### What you need to do
Reproduce the listing exactly, keeping every word as it is.

### The data
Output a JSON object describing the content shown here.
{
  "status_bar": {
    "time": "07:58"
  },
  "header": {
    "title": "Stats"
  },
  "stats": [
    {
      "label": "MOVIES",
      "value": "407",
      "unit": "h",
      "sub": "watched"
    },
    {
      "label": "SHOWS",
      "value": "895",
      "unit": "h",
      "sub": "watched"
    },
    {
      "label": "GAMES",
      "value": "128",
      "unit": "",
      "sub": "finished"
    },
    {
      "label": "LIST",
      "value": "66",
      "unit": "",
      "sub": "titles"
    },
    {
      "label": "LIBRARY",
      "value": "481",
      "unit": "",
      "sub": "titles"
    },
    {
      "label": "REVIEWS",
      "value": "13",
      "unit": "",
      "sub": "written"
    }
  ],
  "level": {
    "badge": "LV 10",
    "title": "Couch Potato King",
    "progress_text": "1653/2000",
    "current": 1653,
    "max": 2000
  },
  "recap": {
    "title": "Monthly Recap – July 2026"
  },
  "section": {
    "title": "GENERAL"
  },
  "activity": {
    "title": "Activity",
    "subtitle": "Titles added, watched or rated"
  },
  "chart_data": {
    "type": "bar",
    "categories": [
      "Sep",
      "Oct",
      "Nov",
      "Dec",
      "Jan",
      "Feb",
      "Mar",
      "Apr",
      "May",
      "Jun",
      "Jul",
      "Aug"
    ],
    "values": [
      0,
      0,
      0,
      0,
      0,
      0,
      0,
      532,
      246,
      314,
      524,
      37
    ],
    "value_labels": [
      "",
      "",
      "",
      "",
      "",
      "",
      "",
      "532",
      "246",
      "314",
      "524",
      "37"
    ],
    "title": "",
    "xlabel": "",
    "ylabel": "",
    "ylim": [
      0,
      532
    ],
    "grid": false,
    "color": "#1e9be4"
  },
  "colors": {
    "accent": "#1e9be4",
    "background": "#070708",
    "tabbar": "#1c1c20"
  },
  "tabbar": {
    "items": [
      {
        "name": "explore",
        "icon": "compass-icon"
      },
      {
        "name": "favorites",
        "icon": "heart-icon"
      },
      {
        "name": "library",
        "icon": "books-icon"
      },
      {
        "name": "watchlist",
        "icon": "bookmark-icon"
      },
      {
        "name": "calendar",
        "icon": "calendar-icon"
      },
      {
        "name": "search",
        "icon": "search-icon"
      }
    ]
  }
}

### Task answer
Output a JSON object describing the content shown here.
{
  "status_bar": {
    "time": "07:58"
  },
  "header": {
    "title": "Stats"
  },
  "stats": [
    {
      "label": "MOVIES",
      "value": "407",
      "unit": "h",
      "sub": "watched"
    },
    {
      "label": "SHOWS",
      "value": "895",
      "unit": "h",
      "sub": "watched"
    },
    {
      "label": "GAMES",
      "value": "128",
      "unit": "",
      "sub": "finished"
    },
    {
      "label": "LIST",
      "value": "66",
      "unit": "",
      "sub": "titles"
    },
    {
      "label": "LIBRARY",
      "value": "481",
      "unit": "",
      "sub": "titles"
    },
    {
      "label": "REVIEWS",
      "value": "13",
      "unit": "",
      "sub": "written"
    }
  ],
  "level": {
    "badge": "LV 10",
    "title": "Couch Potato King",
    "progress_text": "1653/2000",
    "current": 1653,
    "max": 2000
  },
  "recap": {
    "title": "Monthly Recap – July 2026"
  },
  "section": {
    "title": "GENERAL"
  },
  "activity": {
    "title": "Activity",
    "subtitle": "Titles added, watched or rated"
  },
  "chart_data": {
    "type": "bar",
    "categories": [
      "Sep",
      "Oct",
      "Nov",
      "Dec",
      "Jan",
      "Feb",
      "Mar",
      "Apr",
      "May",
      "Jun",
      "Jul",
      "Aug"
    ],
    "values": [
      0,
      0,
      0,
      0,
      0,
      0,
      0,
      532,
      246,
      314,
      524,
      37
    ],
    "value_labels": [
      "",
      "",
      "",
      "",
      "",
      "",
      "",
      "532",
      "246",
      "314",
      "524",
      "37"
    ],
    "title": "",
    "xlabel": "",
    "ylabel": "",
    "ylim": [
      0,
      532
    ],
    "grid": false,
    "color": "#1e9be4"
  },
  "colors": {
    "accent": "#1e9be4",
    "background": "#070708",
    "tabbar": "#1c1c20"
  },
  "tabbar": {
    "items": [
      {
        "name": "explore",
        "icon": "compass-icon"
      },
      {
        "name": "favorites",
        "icon": "heart-icon"
      },
      {
        "name": "library",
        "icon": "books-icon"
      },
      {
        "name": "watchlist",
        "icon": "bookmark-icon"
      },
      {
        "name": "calendar",
        "icon": "calendar-icon"
      },
      {
        "name": "search",
        "icon": "search-icon"
      }
    ]
  }
}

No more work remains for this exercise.